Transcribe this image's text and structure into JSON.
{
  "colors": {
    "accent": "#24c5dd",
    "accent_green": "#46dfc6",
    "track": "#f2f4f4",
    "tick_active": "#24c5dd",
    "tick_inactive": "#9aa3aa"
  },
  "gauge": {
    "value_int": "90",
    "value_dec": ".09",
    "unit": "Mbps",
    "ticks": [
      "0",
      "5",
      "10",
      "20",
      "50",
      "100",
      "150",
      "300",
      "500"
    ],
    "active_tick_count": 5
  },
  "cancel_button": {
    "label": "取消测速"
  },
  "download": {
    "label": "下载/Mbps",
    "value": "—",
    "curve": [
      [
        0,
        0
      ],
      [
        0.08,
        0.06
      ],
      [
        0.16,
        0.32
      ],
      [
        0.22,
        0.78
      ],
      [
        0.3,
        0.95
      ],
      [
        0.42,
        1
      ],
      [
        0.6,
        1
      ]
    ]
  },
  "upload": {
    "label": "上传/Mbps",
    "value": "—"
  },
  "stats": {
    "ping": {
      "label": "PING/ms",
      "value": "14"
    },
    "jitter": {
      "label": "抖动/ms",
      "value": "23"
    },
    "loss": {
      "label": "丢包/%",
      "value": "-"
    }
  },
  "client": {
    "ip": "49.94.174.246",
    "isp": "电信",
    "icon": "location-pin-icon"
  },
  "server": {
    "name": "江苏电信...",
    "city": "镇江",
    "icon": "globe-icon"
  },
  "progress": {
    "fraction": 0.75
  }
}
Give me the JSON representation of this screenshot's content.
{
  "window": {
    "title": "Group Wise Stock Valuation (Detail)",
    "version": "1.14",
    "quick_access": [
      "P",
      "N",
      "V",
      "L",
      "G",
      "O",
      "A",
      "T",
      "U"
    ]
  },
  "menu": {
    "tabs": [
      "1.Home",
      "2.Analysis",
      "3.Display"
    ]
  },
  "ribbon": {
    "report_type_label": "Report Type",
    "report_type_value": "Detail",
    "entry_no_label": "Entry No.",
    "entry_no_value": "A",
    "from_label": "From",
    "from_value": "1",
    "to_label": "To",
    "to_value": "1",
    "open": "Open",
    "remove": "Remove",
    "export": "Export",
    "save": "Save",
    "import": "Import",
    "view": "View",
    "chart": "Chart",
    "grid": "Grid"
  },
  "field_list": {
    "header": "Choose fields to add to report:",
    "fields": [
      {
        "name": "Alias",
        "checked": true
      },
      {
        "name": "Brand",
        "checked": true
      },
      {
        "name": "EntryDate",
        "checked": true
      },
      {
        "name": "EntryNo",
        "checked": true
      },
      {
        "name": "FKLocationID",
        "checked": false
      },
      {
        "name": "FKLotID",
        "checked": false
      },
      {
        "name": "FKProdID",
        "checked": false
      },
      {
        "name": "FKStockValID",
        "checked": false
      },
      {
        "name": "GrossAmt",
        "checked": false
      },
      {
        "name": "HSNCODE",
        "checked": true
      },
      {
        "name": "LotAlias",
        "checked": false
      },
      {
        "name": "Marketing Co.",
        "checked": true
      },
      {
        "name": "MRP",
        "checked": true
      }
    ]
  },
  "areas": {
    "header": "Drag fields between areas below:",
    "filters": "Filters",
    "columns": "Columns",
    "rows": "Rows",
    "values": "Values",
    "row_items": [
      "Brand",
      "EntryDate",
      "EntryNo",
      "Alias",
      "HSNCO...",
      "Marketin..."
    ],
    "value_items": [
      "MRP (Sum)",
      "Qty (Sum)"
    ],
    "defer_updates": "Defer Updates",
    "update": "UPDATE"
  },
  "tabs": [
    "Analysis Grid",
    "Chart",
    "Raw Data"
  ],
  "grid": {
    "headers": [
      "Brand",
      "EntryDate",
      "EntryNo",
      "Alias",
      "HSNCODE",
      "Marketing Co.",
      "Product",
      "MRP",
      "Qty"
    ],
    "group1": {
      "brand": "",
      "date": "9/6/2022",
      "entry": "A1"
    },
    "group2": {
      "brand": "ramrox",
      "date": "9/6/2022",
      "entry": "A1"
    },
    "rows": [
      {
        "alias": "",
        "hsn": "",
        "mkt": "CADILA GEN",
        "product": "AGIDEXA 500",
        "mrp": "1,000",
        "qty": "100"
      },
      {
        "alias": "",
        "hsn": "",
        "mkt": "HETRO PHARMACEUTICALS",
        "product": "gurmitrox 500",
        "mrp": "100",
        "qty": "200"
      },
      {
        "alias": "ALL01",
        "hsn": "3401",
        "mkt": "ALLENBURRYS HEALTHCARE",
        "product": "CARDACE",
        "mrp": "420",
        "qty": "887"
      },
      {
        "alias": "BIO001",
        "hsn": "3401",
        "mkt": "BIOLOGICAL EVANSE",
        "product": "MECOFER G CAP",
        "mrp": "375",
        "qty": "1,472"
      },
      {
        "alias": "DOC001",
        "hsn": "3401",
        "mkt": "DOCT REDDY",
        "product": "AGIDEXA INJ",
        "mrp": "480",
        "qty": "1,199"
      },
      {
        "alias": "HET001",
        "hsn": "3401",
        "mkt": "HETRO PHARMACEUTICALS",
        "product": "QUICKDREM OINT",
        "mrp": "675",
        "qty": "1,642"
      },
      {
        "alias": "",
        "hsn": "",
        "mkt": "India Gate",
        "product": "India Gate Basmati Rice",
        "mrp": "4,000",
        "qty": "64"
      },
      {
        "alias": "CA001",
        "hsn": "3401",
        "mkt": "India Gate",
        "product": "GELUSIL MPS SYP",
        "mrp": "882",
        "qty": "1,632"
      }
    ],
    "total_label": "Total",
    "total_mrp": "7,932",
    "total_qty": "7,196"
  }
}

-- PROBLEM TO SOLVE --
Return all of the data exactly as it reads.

-- TASK RESPONSE --
Transcribe this image's text and structure into JSON.
{
  "colors": {
    "accent": "#24c5dd",
    "accent_green": "#46dfc6",
    "track": "#f2f4f4",
    "tick_active": "#24c5dd",
    "tick_inactive": "#9aa3aa"
  },
  "gauge": {
    "value_int": "90",
    "value_dec": ".09",
    "unit": "Mbps",
    "ticks": [
      "0",
      "5",
      "10",
      "20",
      "50",
      "100",
      "150",
      "300",
      "500"
    ],
    "active_tick_count": 5
  },
  "cancel_button": {
    "label": "取消测速"
  },
  "download": {
    "label": "下载/Mbps",
    "value": "—",
    "curve": [
      [
        0,
        0
      ],
      [
        0.08,
        0.06
      ],
      [
        0.16,
        0.32
      ],
      [
        0.22,
        0.78
      ],
      [
        0.3,
        0.95
      ],
      [
        0.42,
        1
      ],
      [
        0.6,
        1
      ]
    ]
  },
  "upload": {
    "label": "上传/Mbps",
    "value": "—"
  },
  "stats": {
    "ping": {
      "label": "PING/ms",
      "value": "14"
    },
    "jitter": {
      "label": "抖动/ms",
      "value": "23"
    },
    "loss": {
      "label": "丢包/%",
      "value": "-"
    }
  },
  "client": {
    "ip": "49.94.174.246",
    "isp": "电信",
    "icon": "location-pin-icon"
  },
  "server": {
    "name": "江苏电信...",
    "city": "镇江",
    "icon": "globe-icon"
  },
  "progress": {
    "fraction": 0.75
  }
}
Give me the JSON representation of this screenshot's content.
{
  "window": {
    "title": "Group Wise Stock Valuation (Detail)",
    "version": "1.14",
    "quick_access": [
      "P",
      "N",
      "V",
      "L",
      "G",
      "O",
      "A",
      "T",
      "U"
    ]
  },
  "menu": {
    "tabs": [
      "1.Home",
      "2.Analysis",
      "3.Display"
    ]
  },
  "ribbon": {
    "report_type_label": "Report Type",
    "report_type_value": "Detail",
    "entry_no_label": "Entry No.",
    "entry_no_value": "A",
    "from_label": "From",
    "from_value": "1",
    "to_label": "To",
    "to_value": "1",
    "open": "Open",
    "remove": "Remove",
    "export": "Export",
    "save": "Save",
    "import": "Import",
    "view": "View",
    "chart": "Chart",
    "grid": "Grid"
  },
  "field_list": {
    "header": "Choose fields to add to report:",
    "fields": [
      {
        "name": "Alias",
        "checked": true
      },
      {
        "name": "Brand",
        "checked": true
      },
      {
        "name": "EntryDate",
        "checked": true
      },
      {
        "name": "EntryNo",
        "checked": true
      },
      {
        "name": "FKLocationID",
        "checked": false
      },
      {
        "name": "FKLotID",
        "checked": false
      },
      {
        "name": "FKProdID",
        "checked": false
      },
      {
        "name": "FKStockValID",
        "checked": false
      },
      {
        "name": "GrossAmt",
        "checked": false
      },
      {
        "name": "HSNCODE",
        "checked": true
      },
      {
        "name": "LotAlias",
        "checked": false
      },
      {
        "name": "Marketing Co.",
        "checked": true
      },
      {
        "name": "MRP",
        "checked": true
      }
    ]
  },
  "areas": {
    "header": "Drag fields between areas below:",
    "filters": "Filters",
    "columns": "Columns",
    "rows": "Rows",
    "values": "Values",
    "row_items": [
      "Brand",
      "EntryDate",
      "EntryNo",
      "Alias",
      "HSNCO...",
      "Marketin..."
    ],
    "value_items": [
      "MRP (Sum)",
      "Qty (Sum)"
    ],
    "defer_updates": "Defer Updates",
    "update": "UPDATE"
  },
  "tabs": [
    "Analysis Grid",
    "Chart",
    "Raw Data"
  ],
  "grid": {
    "headers": [
      "Brand",
      "EntryDate",
      "EntryNo",
      "Alias",
      "HSNCODE",
      "Marketing Co.",
      "Product",
      "MRP",
      "Qty"
    ],
    "group1": {
      "brand": "",
      "date": "9/6/2022",
      "entry": "A1"
    },
    "group2": {
      "brand": "ramrox",
      "date": "9/6/2022",
      "entry": "A1"
    },
    "rows": [
      {
        "alias": "",
        "hsn": "",
        "mkt": "CADILA GEN",
        "product": "AGIDEXA 500",
        "mrp": "1,000",
        "qty": "100"
      },
      {
        "alias": "",
        "hsn": "",
        "mkt": "HETRO PHARMACEUTICALS",
        "product": "gurmitrox 500",
        "mrp": "100",
        "qty": "200"
      },
      {
        "alias": "ALL01",
        "hsn": "3401",
        "mkt": "ALLENBURRYS HEALTHCARE",
        "product": "CARDACE",
        "mrp": "420",
        "qty": "887"
      },
      {
        "alias": "BIO001",
        "hsn": "3401",
        "mkt": "BIOLOGICAL EVANSE",
        "product": "MECOFER G CAP",
        "mrp": "375",
        "qty": "1,472"
      },
      {
        "alias": "DOC001",
        "hsn": "3401",
        "mkt": "DOCT REDDY",
        "product": "AGIDEXA INJ",
        "mrp": "480",
        "qty": "1,199"
      },
      {
        "alias": "HET001",
        "hsn": "3401",
        "mkt": "HETRO PHARMACEUTICALS",
        "product": "QUICKDREM OINT",
        "mrp": "675",
        "qty": "1,642"
      },
      {
        "alias": "",
        "hsn": "",
        "mkt": "India Gate",
        "product": "India Gate Basmati Rice",
        "mrp": "4,000",
        "qty": "64"
      },
      {
        "alias": "CA001",
        "hsn": "3401",
        "mkt": "India Gate",
        "product": "GELUSIL MPS SYP",
        "mrp": "882",
        "qty": "1,632"
      }
    ],
    "total_label": "Total",
    "total_mrp": "7,932",
    "total_qty": "7,196"
  }
}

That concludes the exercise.